Even adult Harper suffers from the same insecurities as teen Harper, although she has a better handle on her emotions. Eli is far less brooding, but he’s still got issues and he knows how to get under Harper’s skin, and it soon becomes clear he has insecurities of his own. The characters are the best part of the book, though. They are well-conceived and well-executed, with depth and complexity. My only real complaint is some mild slut-shaming of a young character in the early part of the book. Harper’s internal comments on Athena made it a lot harder for me to warm up to Harper, although I did get there. Part of her judgment, I’m sure, came from her insecurities and seeing this girl as a romantic rival.
What I Enjoyed About TRUCE? HATING ELIJA MONROE
1. The Flashbacks. The history of Eli and Harper’s relationship was key to me understanding who they are now, and why they say and do the things they do. Without those scenes, I wouldn’t have been able to get into either of these characters.
2. Enemies to Lovers. One of my favorite tropes.
3. The Parents. Eli’s mom and Harper’s dad are the sanest people in this story and they are needed to ground their kids and reign in their over-the-top emotions.

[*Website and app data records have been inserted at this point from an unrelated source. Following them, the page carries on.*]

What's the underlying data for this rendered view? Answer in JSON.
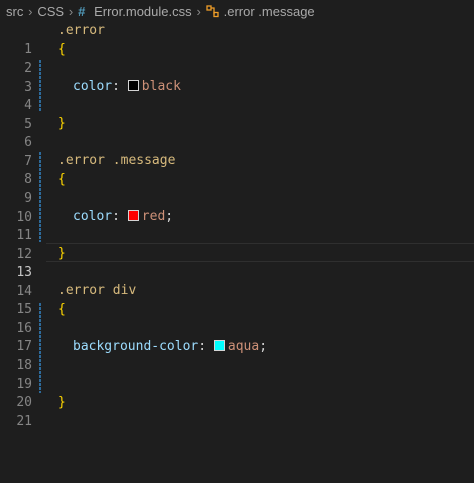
{
  "breadcrumb": {
    "items": [
      "src",
      "CSS",
      "Error.module.css",
      ".error .message"
    ],
    "separator": ">"
  },
  "editor": {
    "active_line": 13,
    "line_numbers": [
      "1",
      "2",
      "3",
      "4",
      "5",
      "6",
      "7",
      "8",
      "9",
      "10",
      "11",
      "12",
      "13",
      "14",
      "15",
      "16",
      "17",
      "18",
      "19",
      "20",
      "21"
    ],
    "blocks": [
      {
        "selector": ".error",
        "open": "{",
        "close": "}",
        "property": "color",
        "colon": ":",
        "value": "black",
        "semicolon": "",
        "swatch_color": "#000000"
      },
      {
        "selector": ".error .message",
        "open": "{",
        "close": "}",
        "property": "color",
        "colon": ":",
        "value": "red",
        "semicolon": ";",
        "swatch_color": "#ff0000"
      },
      {
        "selector": ".error div",
        "open": "{",
        "close": "}",
        "property": "background-color",
        "colon": ":",
        "value": "aqua",
        "semicolon": ";",
        "swatch_color": "#00ffff"
      }
    ]
  },
  "colors": {
    "background": "#1e1e1e",
    "selector": "#d7ba7d",
    "brace": "#ffd700",
    "property": "#9cdcfe",
    "value": "#ce9178",
    "line_number": "#858585",
    "modified_gutter": "#2d6a9a"
  },
  "icons": {
    "file": "css-hash-icon",
    "symbol": "css-selector-symbol-icon"
  }
}
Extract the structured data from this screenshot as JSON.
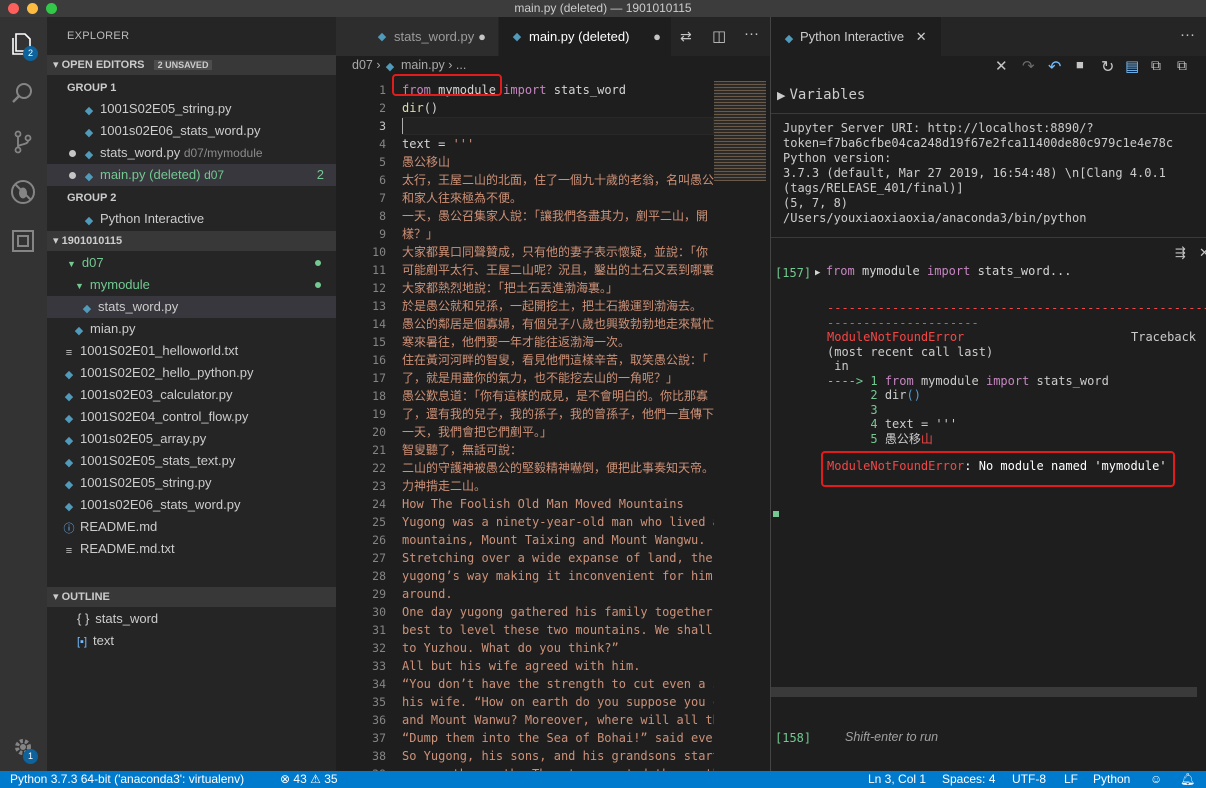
{
  "window": {
    "title": "main.py (deleted) — 1901010115"
  },
  "activity": {
    "explorer_badge": "2",
    "settings_badge": "1"
  },
  "sidebar": {
    "title": "EXPLORER",
    "open_editors": {
      "label": "OPEN EDITORS",
      "badge": "2 UNSAVED"
    },
    "group1": {
      "label": "GROUP 1",
      "items": [
        {
          "name": "1001S02E05_string.py",
          "extra": ""
        },
        {
          "name": "1001s02E06_stats_word.py",
          "extra": ""
        },
        {
          "name": "stats_word.py",
          "extra": "d07/mymodule"
        },
        {
          "name": "main.py (deleted)",
          "extra": "d07",
          "count": "2"
        }
      ]
    },
    "group2": {
      "label": "GROUP 2",
      "items": [
        {
          "name": "Python Interactive"
        }
      ]
    },
    "workspace": {
      "label": "1901010115"
    },
    "tree": {
      "d07": "d07",
      "mymodule": "mymodule",
      "stats_word": "stats_word.py",
      "mian": "mian.py",
      "files": [
        {
          "name": "1001S02E01_helloworld.txt",
          "icon": "text-file-icon"
        },
        {
          "name": "1001S02E02_hello_python.py",
          "icon": "python-file-icon"
        },
        {
          "name": "1001s02E03_calculator.py",
          "icon": "python-file-icon"
        },
        {
          "name": "1001S02E04_control_flow.py",
          "icon": "python-file-icon"
        },
        {
          "name": "1001s02E05_array.py",
          "icon": "python-file-icon"
        },
        {
          "name": "1001S02E05_stats_text.py",
          "icon": "python-file-icon"
        },
        {
          "name": "1001S02E05_string.py",
          "icon": "python-file-icon"
        },
        {
          "name": "1001s02E06_stats_word.py",
          "icon": "python-file-icon"
        },
        {
          "name": "README.md",
          "icon": "info-icon"
        },
        {
          "name": "README.md.txt",
          "icon": "text-file-icon"
        }
      ]
    },
    "outline": {
      "label": "OUTLINE",
      "items": [
        "stats_word",
        "text"
      ]
    }
  },
  "editor": {
    "tabs": [
      {
        "label": "stats_word.py"
      },
      {
        "label": "main.py (deleted)"
      }
    ],
    "breadcrumb": {
      "folder": "d07",
      "sep": "›",
      "file": "main.py",
      "tail": "› ..."
    },
    "lines": [
      {
        "n": "1",
        "t": "from mymodule import stats_word"
      },
      {
        "n": "2",
        "t": "dir()"
      },
      {
        "n": "3",
        "t": ""
      },
      {
        "n": "4",
        "t": "text = '''"
      },
      {
        "n": "5",
        "t": "愚公移山"
      },
      {
        "n": "6",
        "t": "太行，王屋二山的北面，住了一個九十歲的老翁，名叫愚公"
      },
      {
        "n": "7",
        "t": "和家人往來極為不便。"
      },
      {
        "n": "8",
        "t": "一天，愚公召集家人說：「讓我們各盡其力，剷平二山，開"
      },
      {
        "n": "9",
        "t": "樣？」"
      },
      {
        "n": "10",
        "t": "大家都異口同聲贊成，只有他的妻子表示懷疑，並說：「你"
      },
      {
        "n": "11",
        "t": "可能剷平太行、王屋二山呢？況且，鑿出的土石又丟到哪裏"
      },
      {
        "n": "12",
        "t": "大家都熱烈地說：「把土石丟進渤海裏。」"
      },
      {
        "n": "13",
        "t": "於是愚公就和兒孫，一起開挖土，把土石搬運到渤海去。"
      },
      {
        "n": "14",
        "t": "愚公的鄰居是個寡婦，有個兒子八歲也興致勃勃地走來幫忙"
      },
      {
        "n": "15",
        "t": "寒來暑往，他們要一年才能往返渤海一次。"
      },
      {
        "n": "16",
        "t": "住在黃河河畔的智叟，看見他們這樣辛苦，取笑愚公說：「"
      },
      {
        "n": "17",
        "t": "了，就是用盡你的氣力，也不能挖去山的一角呢？」"
      },
      {
        "n": "18",
        "t": "愚公歎息道：「你有這樣的成見，是不會明白的。你比那寡"
      },
      {
        "n": "19",
        "t": "了，還有我的兒子，我的孫子，我的曾孫子，他們一直傳下"
      },
      {
        "n": "20",
        "t": "一天，我們會把它們剷平。」"
      },
      {
        "n": "21",
        "t": "智叟聽了，無話可說："
      },
      {
        "n": "22",
        "t": "二山的守護神被愚公的堅毅精神嚇倒，便把此事奏知天帝。"
      },
      {
        "n": "23",
        "t": "力神揹走二山。"
      },
      {
        "n": "24",
        "t": "How The Foolish Old Man Moved Mountains"
      },
      {
        "n": "25",
        "t": "Yugong was a ninety-year-old man who lived a"
      },
      {
        "n": "26",
        "t": "mountains, Mount Taixing and Mount Wangwu."
      },
      {
        "n": "27",
        "t": "Stretching over a wide expanse of land, the"
      },
      {
        "n": "28",
        "t": "yugong’s way making it inconvenient for him"
      },
      {
        "n": "29",
        "t": "around."
      },
      {
        "n": "30",
        "t": "One day yugong gathered his family together"
      },
      {
        "n": "31",
        "t": "best to level these two mountains. We shall"
      },
      {
        "n": "32",
        "t": "to Yuzhou. What do you think?”"
      },
      {
        "n": "33",
        "t": "All but his wife agreed with him."
      },
      {
        "n": "34",
        "t": "“You don’t have the strength to cut even a s"
      },
      {
        "n": "35",
        "t": "his wife. “How on earth do you suppose you c"
      },
      {
        "n": "36",
        "t": "and Mount Wanwu? Moreover, where will all th"
      },
      {
        "n": "37",
        "t": "“Dump them into the Sea of Bohai!” said ever"
      },
      {
        "n": "38",
        "t": "So Yugong, his sons, and his grandsons start"
      },
      {
        "n": "39",
        "t": "remove the earth. They transported the earth"
      }
    ]
  },
  "interactive": {
    "tab_label": "Python Interactive",
    "variables_label": "Variables",
    "info": [
      "Jupyter Server URI: http://localhost:8890/?",
      "token=f7ba6cfbe04ca248d19f67e2fca11400de80c979c1e4e78c",
      "Python version:",
      "3.7.3 (default, Mar 27 2019, 16:54:48) \\n[Clang 4.0.1",
      "(tags/RELEASE_401/final)]",
      "(5, 7, 8)",
      "/Users/youxiaoxiaoxia/anaconda3/bin/python"
    ],
    "cell1": {
      "label": "[157]",
      "code": {
        "kw1": "from",
        "mod": " mymodule ",
        "kw2": "import",
        "rest": " stats_word..."
      },
      "dashes1": "------------------------------------------------------------",
      "dashes2": "---------------------",
      "error_name": "ModuleNotFoundError",
      "traceback": "Traceback",
      "tb2": "(most recent call last)",
      "tb3": " in",
      "arrow": "----> 1",
      "l1": {
        "kw1": "from",
        "mod": " mymodule ",
        "kw2": "import",
        "rest": " stats_word"
      },
      "l2n": "2",
      "l2": "dir",
      "l3n": "3",
      "l4n": "4",
      "l4": "text = '''",
      "l5n": "5",
      "l5a": "愚公移",
      "l5b": "山",
      "final_err": "ModuleNotFoundError",
      "final_msg": ": No module named 'mymodule'"
    },
    "cell2": {
      "label": "[158]",
      "placeholder": "Shift-enter to run"
    }
  },
  "statusbar": {
    "python": "Python 3.7.3 64-bit ('anaconda3': virtualenv)",
    "errors": "43",
    "warnings": "35",
    "position": "Ln 3, Col 1",
    "spaces": "Spaces: 4",
    "encoding": "UTF-8",
    "eol": "LF",
    "language": "Python"
  }
}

4. The Setting. I’m like Harper in that I’m a city girl, but escaping to the small town of Weaverton was a breath of fresh air. The author provides stunning details that makes this fictional town someplace I’d love to visit.
5. Romantic Gestures. I won’t give it away, but there is a scene at the very end that was just so wonderfully romantic it melted my heart. Yay Eli.
An intense hate-to-love romance with strong emotions and in-depth characters.
I was provided with a copy of this book by the author in exchange for an honest review.
About the Book
Title: TRUCE? HATING ELIJA MONROE
Author: Amelia Kingston
Release Date: October 1, 2019
Genre: Adult Contemporary Romantic Comedy
Rating: 3.5 out of 5 Stars
Links: Goodreads | Amazon | Amazon UK | Amazon CA | Amazon AU | Barnes & Noble | Kobo
About the Author
Amelia Kingston is many things, the most interesting of which are probably California girl, writer, traveler, and dog mom. She survives on chocolate, coffee, wine, and sarcasm. Not necessarily in that order.
She’s been blessed with a patient husband who’s embraced her nomad ways and traveled with her to over 30 countries across 5 continents (I’m coming for you next, Antarctica!). She’s also been cursed with an impatient (although admittedly adorable) terrier who pouts when her dinner is 5 minutes late.
She writes about strong, stubborn, flawed women and the men who can’t help but love them. Her irreverent books aim to be silly and fun with the occasional storm cloud to remind us to appreciate the sunny days. As a hopeless romantic, her favorite stories are the ones that remind us all that while love is rarely perfect, it’s always worth chasing.